### YOUR OBJECTIVE
Lines of the listing that contain "nколичество" need to be copied.

### DATA FOR ANALYSIS
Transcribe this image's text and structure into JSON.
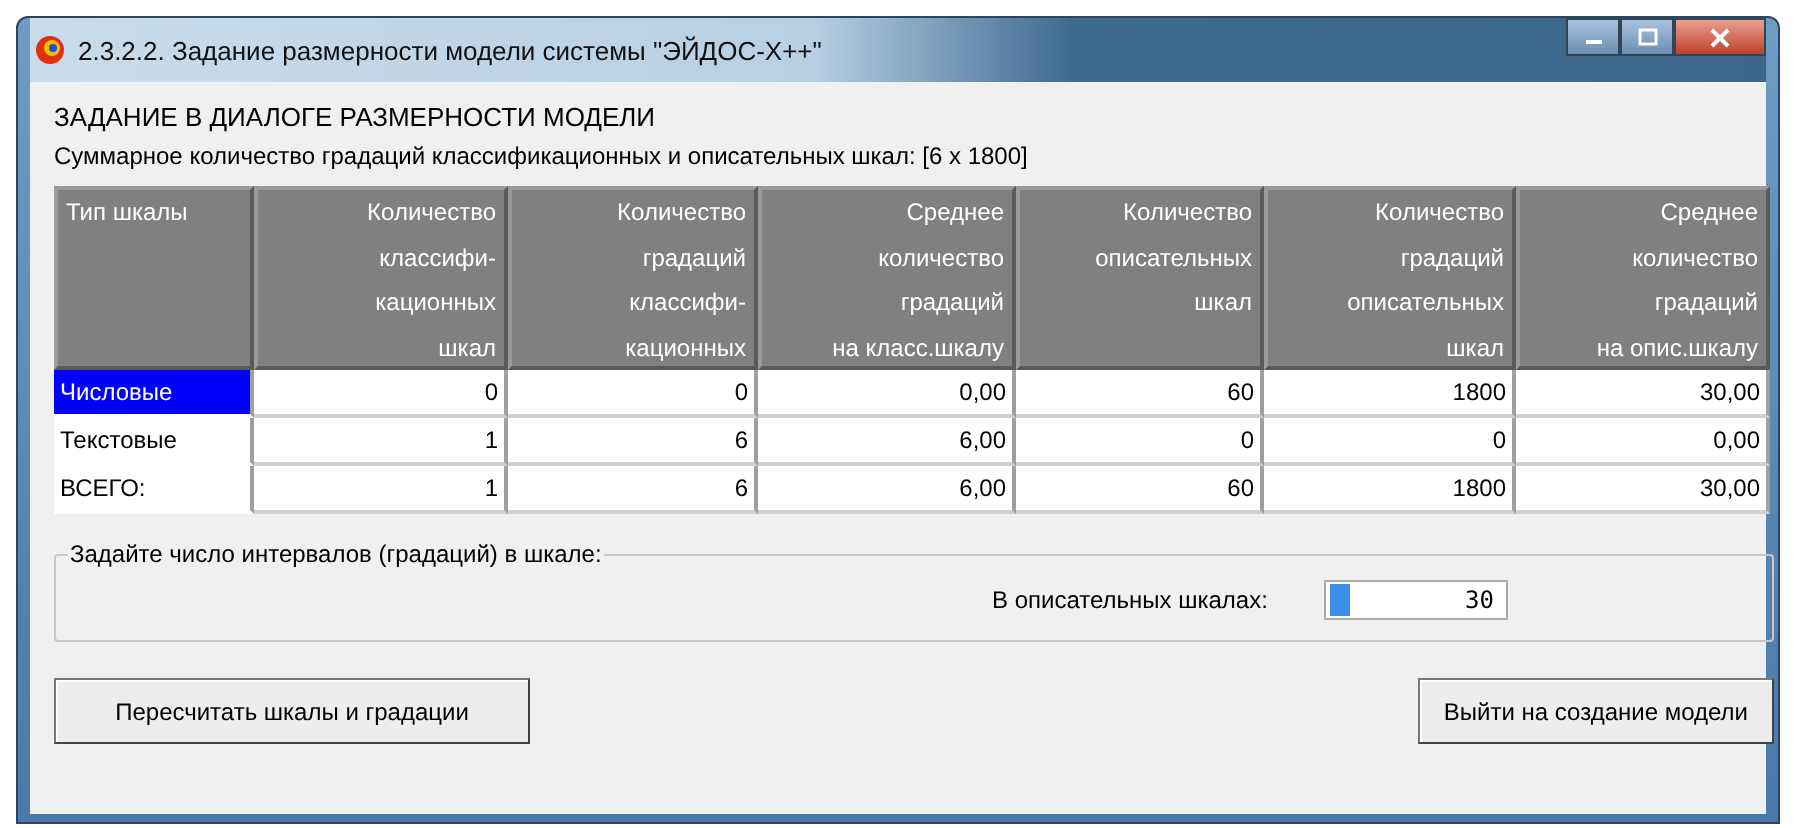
{
  "window": {
    "title": "2.3.2.2. Задание размерности модели системы \"ЭЙДОС-X++\""
  },
  "heading": "ЗАДАНИЕ В ДИАЛОГЕ РАЗМЕРНОСТИ МОДЕЛИ",
  "summary": "Суммарное количество градаций классификационных и описательных шкал: [6 x 1800]",
  "table": {
    "columns": [
      "Тип шкалы",
      "Количество\nклассифи-\nкационных\nшкал",
      "Количество\nградаций\nклассифи-\nкационных",
      "Среднее\nколичество\nградаций\nна класс.шкалу",
      "Количество\nописательных\nшкал",
      "Количество\nградаций\nописательных\nшкал",
      "Среднее\nколичество\nградаций\nна опис.шкалу"
    ],
    "rows": [
      {
        "selected": true,
        "cells": [
          "Числовые",
          "0",
          "0",
          "0,00",
          "60",
          "1800",
          "30,00"
        ]
      },
      {
        "selected": false,
        "cells": [
          "Текстовые",
          "1",
          "6",
          "6,00",
          "0",
          "0",
          "0,00"
        ]
      },
      {
        "selected": false,
        "cells": [
          "ВСЕГО:",
          "1",
          "6",
          "6,00",
          "60",
          "1800",
          "30,00"
        ]
      }
    ]
  },
  "group": {
    "title": "Задайте число интервалов (градаций) в шкале:",
    "field_label": "В описательных шкалах:",
    "field_value": "30"
  },
  "buttons": [
    "Пересчитать шкалы и градации",
    "Выйти на создание модели"
  ]
}
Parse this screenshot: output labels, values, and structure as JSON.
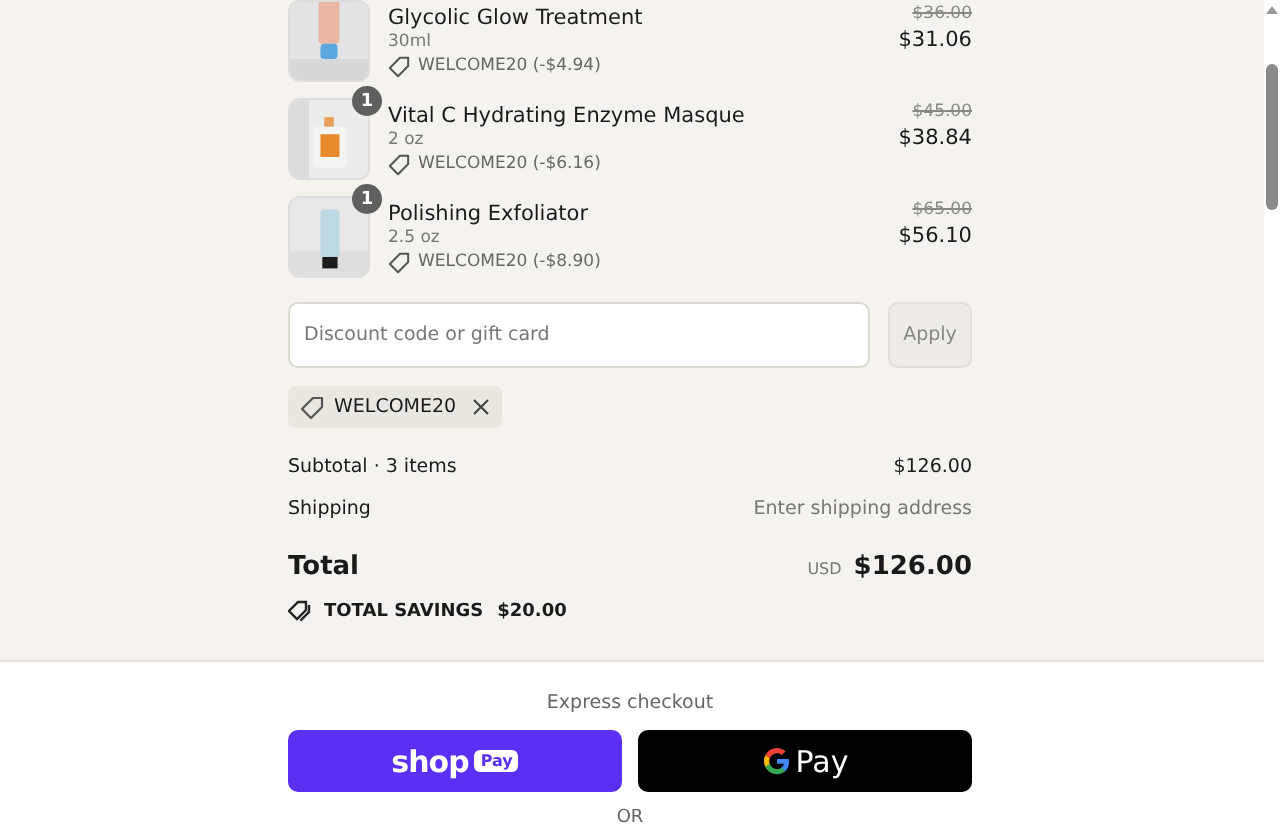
{
  "items": [
    {
      "name": "Glycolic Glow Treatment",
      "variant": "30ml",
      "discount": "WELCOME20 (-$4.94)",
      "original_price": "$36.00",
      "price": "$31.06"
    },
    {
      "name": "Vital C Hydrating Enzyme Masque",
      "variant": "2 oz",
      "discount": "WELCOME20 (-$6.16)",
      "original_price": "$45.00",
      "price": "$38.84",
      "quantity": "1"
    },
    {
      "name": "Polishing Exfoliator",
      "variant": "2.5 oz",
      "discount": "WELCOME20 (-$8.90)",
      "original_price": "$65.00",
      "price": "$56.10",
      "quantity": "1"
    }
  ],
  "discount_field": {
    "placeholder": "Discount code or gift card"
  },
  "apply_button": {
    "label": "Apply",
    "disabled": true
  },
  "applied_codes": [
    {
      "code": "WELCOME20"
    }
  ],
  "summary": {
    "subtotal_label": "Subtotal · 3 items",
    "subtotal": "$126.00",
    "shipping_label": "Shipping",
    "shipping": "Enter shipping address",
    "total_label": "Total",
    "currency": "USD",
    "total": "$126.00",
    "savings_label": "TOTAL SAVINGS",
    "savings": "$20.00"
  },
  "express": {
    "title": "Express checkout",
    "buttons": [
      {
        "kind": "shop_pay",
        "text": "shop",
        "badge": "Pay"
      },
      {
        "kind": "google_pay",
        "text": "Pay"
      }
    ],
    "separator": "OR"
  }
}
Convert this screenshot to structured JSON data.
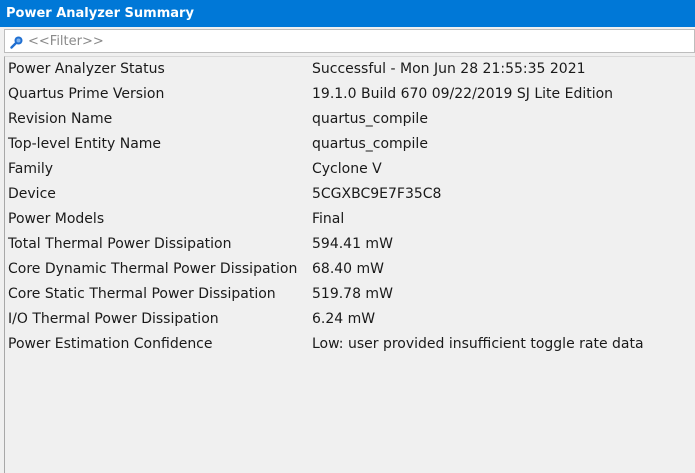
{
  "window": {
    "title": "Power Analyzer Summary"
  },
  "filter": {
    "placeholder": "<<Filter>>",
    "value": ""
  },
  "rows": [
    {
      "name": "Power Analyzer Status",
      "value": "Successful - Mon Jun 28 21:55:35 2021"
    },
    {
      "name": "Quartus Prime Version",
      "value": "19.1.0 Build 670 09/22/2019 SJ Lite Edition"
    },
    {
      "name": "Revision Name",
      "value": "quartus_compile"
    },
    {
      "name": "Top-level Entity Name",
      "value": "quartus_compile"
    },
    {
      "name": "Family",
      "value": "Cyclone V"
    },
    {
      "name": "Device",
      "value": "5CGXBC9E7F35C8"
    },
    {
      "name": "Power Models",
      "value": "Final"
    },
    {
      "name": "Total Thermal Power Dissipation",
      "value": "594.41 mW"
    },
    {
      "name": "Core Dynamic Thermal Power Dissipation",
      "value": "68.40 mW"
    },
    {
      "name": "Core Static Thermal Power Dissipation",
      "value": "519.78 mW"
    },
    {
      "name": "I/O Thermal Power Dissipation",
      "value": "6.24 mW"
    },
    {
      "name": "Power Estimation Confidence",
      "value": "Low: user provided insufficient toggle rate data"
    }
  ],
  "colors": {
    "titlebar": "#0078d7",
    "search_icon": "#1f6fd1"
  },
  "icons": {
    "filter": "search-icon"
  }
}
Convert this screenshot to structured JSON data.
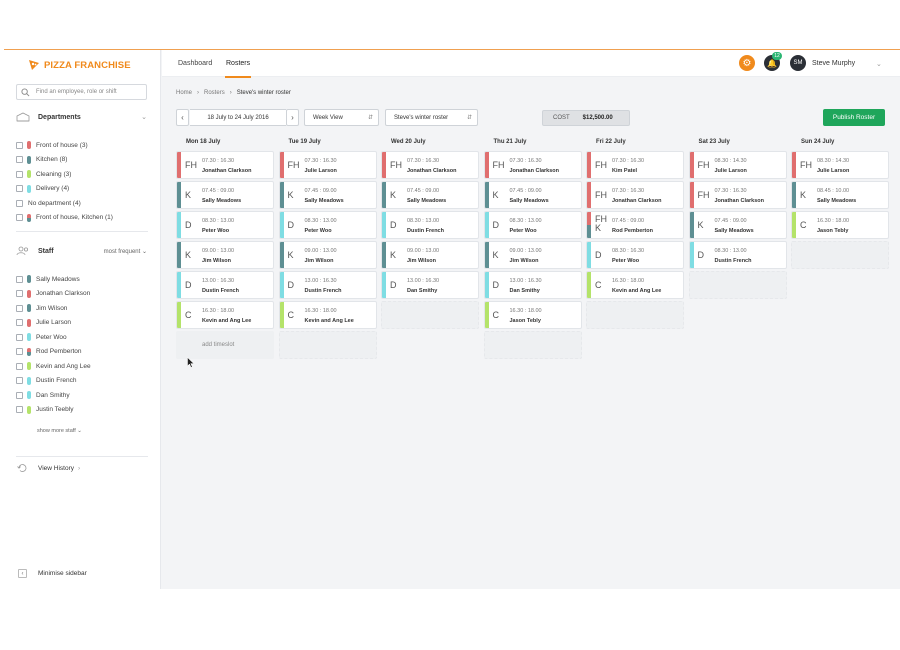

### ANSWER BELOW
      "Среднее\nколичество\nградаций\nна класс.шкалу",
      "Среднее\nколичество\nградаций\nна опис.шкалу"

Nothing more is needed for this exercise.